Heading north a little more brings you to Casa Mila, also known as La Pedrera. The exterior may have a rougher appearance than Batllo, but this building is magical. The interior and courtyards once again find a way to be beautifully quirky, but in a different manner than Batllo. The rooftop includes even more spectacular chimneys. It should be mentioned that both locations offer a colorful night show that brings the buildings to life.
From here, you can take the L5 metro line for a quick trip to Sagrada Familia. I thought this was a true “Wow!” moment. This dream of Gaudi has been under construction for over a century and still has a while to go. Upon completion, it will be the tallest church in the world. You’ve never seen a church like this. The blend of architectural styles, elements of nature, colorful stained glass windows, and sheer massiveness inside will leave you speechless. Definitely get a fast-track / skip-the-line ticket or a timed tour due to the popularity of this landmark attraction.

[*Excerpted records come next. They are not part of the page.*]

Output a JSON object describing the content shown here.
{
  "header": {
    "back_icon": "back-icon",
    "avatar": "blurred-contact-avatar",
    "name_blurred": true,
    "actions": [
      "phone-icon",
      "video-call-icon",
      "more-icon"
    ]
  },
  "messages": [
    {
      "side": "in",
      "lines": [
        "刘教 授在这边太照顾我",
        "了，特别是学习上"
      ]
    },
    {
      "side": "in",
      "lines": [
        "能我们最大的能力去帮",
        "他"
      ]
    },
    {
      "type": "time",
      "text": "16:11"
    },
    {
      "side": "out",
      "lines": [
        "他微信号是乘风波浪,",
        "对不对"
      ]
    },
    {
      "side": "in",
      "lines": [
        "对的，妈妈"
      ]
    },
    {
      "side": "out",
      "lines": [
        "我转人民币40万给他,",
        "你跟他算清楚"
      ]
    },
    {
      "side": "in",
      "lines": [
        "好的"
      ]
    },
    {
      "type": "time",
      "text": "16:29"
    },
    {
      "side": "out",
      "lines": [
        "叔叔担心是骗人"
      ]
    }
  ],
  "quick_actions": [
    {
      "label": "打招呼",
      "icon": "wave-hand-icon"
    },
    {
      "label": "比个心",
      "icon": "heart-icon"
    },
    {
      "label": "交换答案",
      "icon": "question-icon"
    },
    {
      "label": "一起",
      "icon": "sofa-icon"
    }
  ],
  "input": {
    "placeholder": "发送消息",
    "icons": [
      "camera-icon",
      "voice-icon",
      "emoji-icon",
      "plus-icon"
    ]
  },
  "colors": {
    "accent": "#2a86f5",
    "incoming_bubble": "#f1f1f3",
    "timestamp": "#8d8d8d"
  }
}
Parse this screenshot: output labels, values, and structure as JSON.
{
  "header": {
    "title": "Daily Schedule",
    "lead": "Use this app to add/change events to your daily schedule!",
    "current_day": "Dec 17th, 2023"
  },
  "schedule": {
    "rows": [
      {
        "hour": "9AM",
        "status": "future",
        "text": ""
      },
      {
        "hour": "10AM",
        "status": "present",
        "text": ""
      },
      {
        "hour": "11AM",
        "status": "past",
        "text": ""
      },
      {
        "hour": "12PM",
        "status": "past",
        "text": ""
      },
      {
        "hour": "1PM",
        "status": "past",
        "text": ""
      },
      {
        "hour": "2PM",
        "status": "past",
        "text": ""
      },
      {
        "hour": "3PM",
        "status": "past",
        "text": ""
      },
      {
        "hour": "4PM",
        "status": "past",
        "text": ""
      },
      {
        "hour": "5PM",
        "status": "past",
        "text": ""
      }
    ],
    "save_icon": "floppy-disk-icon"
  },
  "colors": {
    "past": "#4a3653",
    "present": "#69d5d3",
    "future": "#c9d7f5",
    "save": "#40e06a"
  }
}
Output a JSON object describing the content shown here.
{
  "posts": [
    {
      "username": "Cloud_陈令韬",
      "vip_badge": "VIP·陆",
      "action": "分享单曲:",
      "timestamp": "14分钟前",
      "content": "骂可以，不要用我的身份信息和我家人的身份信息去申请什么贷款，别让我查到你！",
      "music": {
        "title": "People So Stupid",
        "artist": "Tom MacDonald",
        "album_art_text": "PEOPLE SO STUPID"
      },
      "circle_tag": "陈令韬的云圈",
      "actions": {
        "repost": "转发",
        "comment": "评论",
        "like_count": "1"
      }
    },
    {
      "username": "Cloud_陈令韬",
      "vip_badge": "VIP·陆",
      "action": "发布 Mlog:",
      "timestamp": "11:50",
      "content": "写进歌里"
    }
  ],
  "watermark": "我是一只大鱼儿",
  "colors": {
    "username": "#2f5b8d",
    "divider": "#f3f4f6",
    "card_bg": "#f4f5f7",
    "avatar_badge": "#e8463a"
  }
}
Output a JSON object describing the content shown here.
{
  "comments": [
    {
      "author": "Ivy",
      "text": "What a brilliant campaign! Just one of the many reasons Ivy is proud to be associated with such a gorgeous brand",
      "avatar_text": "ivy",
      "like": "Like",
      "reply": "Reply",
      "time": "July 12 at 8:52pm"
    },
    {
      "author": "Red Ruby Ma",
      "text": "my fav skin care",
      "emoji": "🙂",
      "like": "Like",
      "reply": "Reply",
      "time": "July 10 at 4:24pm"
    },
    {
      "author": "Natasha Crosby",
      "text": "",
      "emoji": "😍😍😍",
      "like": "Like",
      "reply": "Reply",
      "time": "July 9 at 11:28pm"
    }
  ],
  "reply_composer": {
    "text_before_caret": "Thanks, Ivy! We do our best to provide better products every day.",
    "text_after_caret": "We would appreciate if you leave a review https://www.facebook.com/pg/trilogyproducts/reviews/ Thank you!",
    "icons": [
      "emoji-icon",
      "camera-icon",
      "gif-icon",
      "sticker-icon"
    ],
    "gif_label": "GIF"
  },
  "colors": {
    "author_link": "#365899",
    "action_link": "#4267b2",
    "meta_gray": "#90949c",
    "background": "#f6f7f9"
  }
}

The final Gaudi attraction is out of the way, but worth the journey. It’s Park Guell. From Sagrada Familia, you can take the L5 back and transfer to the L3 to Vallcarca station. Then, it’s a 10 minute walk east to the park. The moment you see the main entrance and guardhouse, you’ll know what delights you’re in for. Continue up the monumental staircase with its colorful lizard sculpture and explore Hypostyle Hall. To the east are gardens to stroll. Or, turn west to walk through fun Portico of the Washerwoman. After a metro ride back, explore the tapas options around your hotel.
On the third day, a short excursion that I recommend taking is visiting the Montserrat Monastery. This is just an hour journey and holds the famous Black Virgin of Montserrat, a statue believed to be about 2000 years old. To get there from the hotel, take the L1 line to Placa d’Espanya. Then, a train departs to the base of Montserrat. From here, you can take an aerial tram up the side of the cliff. This provides fantastic views. Once at the top of the mountain, you’ll get even better views. This pilgrimage site is a unique treat.
Once you return to Placa d’Espanya, you will be near Montjuïc. I recommend talking the winding 1.5-mile walk through gardens to get to Montjuïc Castle. Or, you could take a bus or cable car. The castle is an old fortress from 1799. It provides great 360-degree views from the top. The castle also houses a small café that is quite good. If you’ve timed your return to the Placa d’Espanya metro station right, you’ll pass the Magic Fountain light show that you definitely don’t want to miss (times change based on season).
If you have another day, consider spending time at Barcelona’s magnificent but crowded beaches. Shopping, food, and drink are always nearby. Or, if you are a Salvador Dali fan, plan a fun excursion to the Salvador Dali House Museum in Cadaques. This is a wonderful sight and a beautiful journey about 3-hours one-way via train and bus.